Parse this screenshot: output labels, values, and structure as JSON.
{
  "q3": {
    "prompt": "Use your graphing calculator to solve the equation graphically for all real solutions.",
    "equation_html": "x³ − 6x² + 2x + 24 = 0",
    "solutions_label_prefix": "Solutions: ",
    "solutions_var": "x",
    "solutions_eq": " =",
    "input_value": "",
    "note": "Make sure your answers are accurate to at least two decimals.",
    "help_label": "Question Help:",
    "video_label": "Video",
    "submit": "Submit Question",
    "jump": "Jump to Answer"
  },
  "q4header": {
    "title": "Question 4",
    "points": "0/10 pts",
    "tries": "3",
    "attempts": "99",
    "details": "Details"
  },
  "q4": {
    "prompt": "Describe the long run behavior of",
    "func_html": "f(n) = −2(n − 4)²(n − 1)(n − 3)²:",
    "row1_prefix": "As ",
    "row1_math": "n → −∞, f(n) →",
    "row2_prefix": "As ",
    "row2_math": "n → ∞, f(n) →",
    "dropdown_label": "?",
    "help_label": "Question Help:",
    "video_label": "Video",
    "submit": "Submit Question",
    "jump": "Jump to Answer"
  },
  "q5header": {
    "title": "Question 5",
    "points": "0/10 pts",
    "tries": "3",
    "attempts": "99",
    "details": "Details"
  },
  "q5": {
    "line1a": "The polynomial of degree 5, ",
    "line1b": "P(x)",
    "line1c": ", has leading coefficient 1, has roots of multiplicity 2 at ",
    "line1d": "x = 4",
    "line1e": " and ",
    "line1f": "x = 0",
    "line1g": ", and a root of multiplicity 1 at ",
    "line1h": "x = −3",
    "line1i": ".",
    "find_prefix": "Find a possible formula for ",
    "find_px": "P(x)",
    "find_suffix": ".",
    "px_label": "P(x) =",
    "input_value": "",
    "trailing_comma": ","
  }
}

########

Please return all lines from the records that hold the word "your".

> Solution for this exercise
    "prompt": "Use your graphing calculator to solve the equation graphically for all real solutions.",
    "note": "Make sure your answers are accurate to at least two decimals.",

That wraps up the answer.